What the task requires: Every entry that follows needs to be repeated exactly.

====== Supplied information

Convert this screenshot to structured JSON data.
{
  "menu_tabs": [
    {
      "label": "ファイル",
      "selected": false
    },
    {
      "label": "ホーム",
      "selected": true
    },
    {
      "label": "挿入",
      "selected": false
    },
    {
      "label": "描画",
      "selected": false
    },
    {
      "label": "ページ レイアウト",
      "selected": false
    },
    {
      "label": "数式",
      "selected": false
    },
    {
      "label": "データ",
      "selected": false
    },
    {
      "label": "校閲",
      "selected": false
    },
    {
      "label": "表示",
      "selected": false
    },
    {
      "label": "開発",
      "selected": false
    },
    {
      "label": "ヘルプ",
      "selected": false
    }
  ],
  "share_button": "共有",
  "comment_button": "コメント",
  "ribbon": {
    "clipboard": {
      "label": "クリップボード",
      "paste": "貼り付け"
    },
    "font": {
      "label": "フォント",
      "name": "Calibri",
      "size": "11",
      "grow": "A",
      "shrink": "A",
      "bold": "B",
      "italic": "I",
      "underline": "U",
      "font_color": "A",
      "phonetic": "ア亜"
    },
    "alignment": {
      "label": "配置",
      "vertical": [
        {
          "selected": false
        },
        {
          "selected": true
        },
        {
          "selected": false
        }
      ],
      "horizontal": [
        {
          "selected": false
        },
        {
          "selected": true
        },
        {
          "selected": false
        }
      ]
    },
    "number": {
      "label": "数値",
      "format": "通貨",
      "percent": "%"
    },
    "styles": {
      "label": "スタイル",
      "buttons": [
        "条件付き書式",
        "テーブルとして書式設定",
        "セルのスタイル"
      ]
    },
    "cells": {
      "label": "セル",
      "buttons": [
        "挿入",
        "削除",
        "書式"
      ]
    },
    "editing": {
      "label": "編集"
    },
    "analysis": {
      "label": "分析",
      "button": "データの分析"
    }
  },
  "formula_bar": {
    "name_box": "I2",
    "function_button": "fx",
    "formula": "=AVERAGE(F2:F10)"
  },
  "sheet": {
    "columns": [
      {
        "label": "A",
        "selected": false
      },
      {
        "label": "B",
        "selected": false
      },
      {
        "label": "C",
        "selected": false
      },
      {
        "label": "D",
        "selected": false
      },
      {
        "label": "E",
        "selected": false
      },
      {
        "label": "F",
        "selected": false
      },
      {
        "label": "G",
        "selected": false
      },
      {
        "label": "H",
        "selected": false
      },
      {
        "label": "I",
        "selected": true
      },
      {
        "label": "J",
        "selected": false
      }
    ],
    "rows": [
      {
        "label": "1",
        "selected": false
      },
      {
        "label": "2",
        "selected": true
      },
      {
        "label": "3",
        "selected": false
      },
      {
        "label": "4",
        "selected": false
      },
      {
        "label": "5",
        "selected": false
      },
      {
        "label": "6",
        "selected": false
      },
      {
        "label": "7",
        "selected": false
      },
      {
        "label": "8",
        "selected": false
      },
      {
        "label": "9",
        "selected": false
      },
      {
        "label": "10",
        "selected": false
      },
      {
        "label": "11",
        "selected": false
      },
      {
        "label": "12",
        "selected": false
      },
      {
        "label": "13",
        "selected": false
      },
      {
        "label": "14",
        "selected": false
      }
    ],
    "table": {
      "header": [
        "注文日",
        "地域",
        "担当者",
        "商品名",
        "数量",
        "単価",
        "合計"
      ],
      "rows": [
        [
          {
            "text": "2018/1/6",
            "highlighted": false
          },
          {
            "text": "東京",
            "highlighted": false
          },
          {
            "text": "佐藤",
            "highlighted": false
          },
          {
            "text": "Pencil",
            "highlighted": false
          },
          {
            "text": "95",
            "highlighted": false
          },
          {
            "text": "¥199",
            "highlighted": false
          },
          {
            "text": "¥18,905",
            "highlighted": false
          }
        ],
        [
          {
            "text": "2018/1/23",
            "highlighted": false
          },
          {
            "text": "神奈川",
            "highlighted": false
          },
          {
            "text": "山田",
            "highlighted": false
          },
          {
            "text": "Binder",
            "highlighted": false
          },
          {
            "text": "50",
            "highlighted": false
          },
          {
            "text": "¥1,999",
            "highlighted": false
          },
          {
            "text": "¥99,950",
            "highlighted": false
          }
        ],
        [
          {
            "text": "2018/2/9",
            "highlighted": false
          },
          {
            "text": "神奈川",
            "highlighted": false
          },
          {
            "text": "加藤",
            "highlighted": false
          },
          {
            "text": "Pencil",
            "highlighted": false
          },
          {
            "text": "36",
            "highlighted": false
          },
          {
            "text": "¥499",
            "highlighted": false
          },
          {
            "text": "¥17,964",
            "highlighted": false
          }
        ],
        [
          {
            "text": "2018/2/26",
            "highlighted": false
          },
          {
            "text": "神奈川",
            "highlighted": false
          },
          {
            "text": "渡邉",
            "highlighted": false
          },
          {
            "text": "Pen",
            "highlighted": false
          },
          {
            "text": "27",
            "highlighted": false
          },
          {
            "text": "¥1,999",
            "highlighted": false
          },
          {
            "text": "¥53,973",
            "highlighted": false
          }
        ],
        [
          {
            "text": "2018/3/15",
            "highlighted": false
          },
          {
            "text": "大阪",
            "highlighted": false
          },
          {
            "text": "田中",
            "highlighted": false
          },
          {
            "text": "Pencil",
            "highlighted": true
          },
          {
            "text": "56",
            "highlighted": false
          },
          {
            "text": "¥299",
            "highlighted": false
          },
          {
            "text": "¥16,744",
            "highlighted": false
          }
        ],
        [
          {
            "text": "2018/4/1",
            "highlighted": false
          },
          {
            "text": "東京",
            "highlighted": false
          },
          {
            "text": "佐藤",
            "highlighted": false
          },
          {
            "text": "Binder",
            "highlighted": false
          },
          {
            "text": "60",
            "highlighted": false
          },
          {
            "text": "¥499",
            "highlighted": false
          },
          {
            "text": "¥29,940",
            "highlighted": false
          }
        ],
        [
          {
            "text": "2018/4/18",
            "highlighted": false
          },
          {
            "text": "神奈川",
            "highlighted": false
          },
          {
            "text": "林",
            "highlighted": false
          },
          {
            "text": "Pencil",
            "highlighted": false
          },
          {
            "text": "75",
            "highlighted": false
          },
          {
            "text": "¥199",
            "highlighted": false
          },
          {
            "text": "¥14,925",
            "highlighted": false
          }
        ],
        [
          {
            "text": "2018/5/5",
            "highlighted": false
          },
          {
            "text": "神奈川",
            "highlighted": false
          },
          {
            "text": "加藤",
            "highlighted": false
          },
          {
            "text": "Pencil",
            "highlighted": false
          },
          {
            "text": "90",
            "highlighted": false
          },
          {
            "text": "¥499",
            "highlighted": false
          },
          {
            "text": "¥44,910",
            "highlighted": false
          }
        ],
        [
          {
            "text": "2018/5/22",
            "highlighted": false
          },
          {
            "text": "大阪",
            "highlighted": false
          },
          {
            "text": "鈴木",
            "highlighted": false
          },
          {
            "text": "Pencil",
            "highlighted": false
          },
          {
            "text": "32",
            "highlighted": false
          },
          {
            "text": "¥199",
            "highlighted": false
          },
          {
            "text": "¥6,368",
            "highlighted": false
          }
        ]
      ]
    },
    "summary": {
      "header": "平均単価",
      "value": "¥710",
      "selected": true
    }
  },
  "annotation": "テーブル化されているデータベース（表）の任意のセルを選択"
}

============

Worked solution:
Convert this screenshot to structured JSON data.
{
  "menu_tabs": [
    {
      "label": "ファイル",
      "selected": false
    },
    {
      "label": "ホーム",
      "selected": true
    },
    {
      "label": "挿入",
      "selected": false
    },
    {
      "label": "描画",
      "selected": false
    },
    {
      "label": "ページ レイアウト",
      "selected": false
    },
    {
      "label": "数式",
      "selected": false
    },
    {
      "label": "データ",
      "selected": false
    },
    {
      "label": "校閲",
      "selected": false
    },
    {
      "label": "表示",
      "selected": false
    },
    {
      "label": "開発",
      "selected": false
    },
    {
      "label": "ヘルプ",
      "selected": false
    }
  ],
  "share_button": "共有",
  "comment_button": "コメント",
  "ribbon": {
    "clipboard": {
      "label": "クリップボード",
      "paste": "貼り付け"
    },
    "font": {
      "label": "フォント",
      "name": "Calibri",
      "size": "11",
      "grow": "A",
      "shrink": "A",
      "bold": "B",
      "italic": "I",
      "underline": "U",
      "font_color": "A",
      "phonetic": "ア亜"
    },
    "alignment": {
      "label": "配置",
      "vertical": [
        {
          "selected": false
        },
        {
          "selected": true
        },
        {
          "selected": false
        }
      ],
      "horizontal": [
        {
          "selected": false
        },
        {
          "selected": true
        },
        {
          "selected": false
        }
      ]
    },
    "number": {
      "label": "数値",
      "format": "通貨",
      "percent": "%"
    },
    "styles": {
      "label": "スタイル",
      "buttons": [
        "条件付き書式",
        "テーブルとして書式設定",
        "セルのスタイル"
      ]
    },
    "cells": {
      "label": "セル",
      "buttons": [
        "挿入",
        "削除",
        "書式"
      ]
    },
    "editing": {
      "label": "編集"
    },
    "analysis": {
      "label": "分析",
      "button": "データの分析"
    }
  },
  "formula_bar": {
    "name_box": "I2",
    "function_button": "fx",
    "formula": "=AVERAGE(F2:F10)"
  },
  "sheet": {
    "columns": [
      {
        "label": "A",
        "selected": false
      },
      {
        "label": "B",
        "selected": false
      },
      {
        "label": "C",
        "selected": false
      },
      {
        "label": "D",
        "selected": false
      },
      {
        "label": "E",
        "selected": false
      },
      {
        "label": "F",
        "selected": false
      },
      {
        "label": "G",
        "selected": false
      },
      {
        "label": "H",
        "selected": false
      },
      {
        "label": "I",
        "selected": true
      },
      {
        "label": "J",
        "selected": false
      }
    ],
    "rows": [
      {
        "label": "1",
        "selected": false
      },
      {
        "label": "2",
        "selected": true
      },
      {
        "label": "3",
        "selected": false
      },
      {
        "label": "4",
        "selected": false
      },
      {
        "label": "5",
        "selected": false
      },
      {
        "label": "6",
        "selected": false
      },
      {
        "label": "7",
        "selected": false
      },
      {
        "label": "8",
        "selected": false
      },
      {
        "label": "9",
        "selected": false
      },
      {
        "label": "10",
        "selected": false
      },
      {
        "label": "11",
        "selected": false
      },
      {
        "label": "12",
        "selected": false
      },
      {
        "label": "13",
        "selected": false
      },
      {
        "label": "14",
        "selected": false
      }
    ],
    "table": {
      "header": [
        "注文日",
        "地域",
        "担当者",
        "商品名",
        "数量",
        "単価",
        "合計"
      ],
      "rows": [
        [
          {
            "text": "2018/1/6",
            "highlighted": false
          },
          {
            "text": "東京",
            "highlighted": false
          },
          {
            "text": "佐藤",
            "highlighted": false
          },
          {
            "text": "Pencil",
            "highlighted": false
          },
          {
            "text": "95",
            "highlighted": false
          },
          {
            "text": "¥199",
            "highlighted": false
          },
          {
            "text": "¥18,905",
            "highlighted": false
          }
        ],
        [
          {
            "text": "2018/1/23",
            "highlighted": false
          },
          {
            "text": "神奈川",
            "highlighted": false
          },
          {
            "text": "山田",
            "highlighted": false
          },
          {
            "text": "Binder",
            "highlighted": false
          },
          {
            "text": "50",
            "highlighted": false
          },
          {
            "text": "¥1,999",
            "highlighted": false
          },
          {
            "text": "¥99,950",
            "highlighted": false
          }
        ],
        [
          {
            "text": "2018/2/9",
            "highlighted": false
          },
          {
            "text": "神奈川",
            "highlighted": false
          },
          {
            "text": "加藤",
            "highlighted": false
          },
          {
            "text": "Pencil",
            "highlighted": false
          },
          {
            "text": "36",
            "highlighted": false
          },
          {
            "text": "¥499",
            "highlighted": false
          },
          {
            "text": "¥17,964",
            "highlighted": false
          }
        ],
        [
          {
            "text": "2018/2/26",
            "highlighted": false
          },
          {
            "text": "神奈川",
            "highlighted": false
          },
          {
            "text": "渡邉",
            "highlighted": false
          },
          {
            "text": "Pen",
            "highlighted": false
          },
          {
            "text": "27",
            "highlighted": false
          },
          {
            "text": "¥1,999",
            "highlighted": false
          },
          {
            "text": "¥53,973",
            "highlighted": false
          }
        ],
        [
          {
            "text": "2018/3/15",
            "highlighted": false
          },
          {
            "text": "大阪",
            "highlighted": false
          },
          {
            "text": "田中",
            "highlighted": false
          },
          {
            "text": "Pencil",
            "highlighted": true
          },
          {
            "text": "56",
            "highlighted": false
          },
          {
            "text": "¥299",
            "highlighted": false
          },
          {
            "text": "¥16,744",
            "highlighted": false
          }
        ],
        [
          {
            "text": "2018/4/1",
            "highlighted": false
          },
          {
            "text": "東京",
            "highlighted": false
          },
          {
            "text": "佐藤",
            "highlighted": false
          },
          {
            "text": "Binder",
            "highlighted": false
          },
          {
            "text": "60",
            "highlighted": false
          },
          {
            "text": "¥499",
            "highlighted": false
          },
          {
            "text": "¥29,940",
            "highlighted": false
          }
        ],
        [
          {
            "text": "2018/4/18",
            "highlighted": false
          },
          {
            "text": "神奈川",
            "highlighted": false
          },
          {
            "text": "林",
            "highlighted": false
          },
          {
            "text": "Pencil",
            "highlighted": false
          },
          {
            "text": "75",
            "highlighted": false
          },
          {
            "text": "¥199",
            "highlighted": false
          },
          {
            "text": "¥14,925",
            "highlighted": false
          }
        ],
        [
          {
            "text": "2018/5/5",
            "highlighted": false
          },
          {
            "text": "神奈川",
            "highlighted": false
          },
          {
            "text": "加藤",
            "highlighted": false
          },
          {
            "text": "Pencil",
            "highlighted": false
          },
          {
            "text": "90",
            "highlighted": false
          },
          {
            "text": "¥499",
            "highlighted": false
          },
          {
            "text": "¥44,910",
            "highlighted": false
          }
        ],
        [
          {
            "text": "2018/5/22",
            "highlighted": false
          },
          {
            "text": "大阪",
            "highlighted": false
          },
          {
            "text": "鈴木",
            "highlighted": false
          },
          {
            "text": "Pencil",
            "highlighted": false
          },
          {
            "text": "32",
            "highlighted": false
          },
          {
            "text": "¥199",
            "highlighted": false
          },
          {
            "text": "¥6,368",
            "highlighted": false
          }
        ]
      ]
    },
    "summary": {
      "header": "平均単価",
      "value": "¥710",
      "selected": true
    }
  },
  "annotation": "テーブル化されているデータベース（表）の任意のセルを選択"
}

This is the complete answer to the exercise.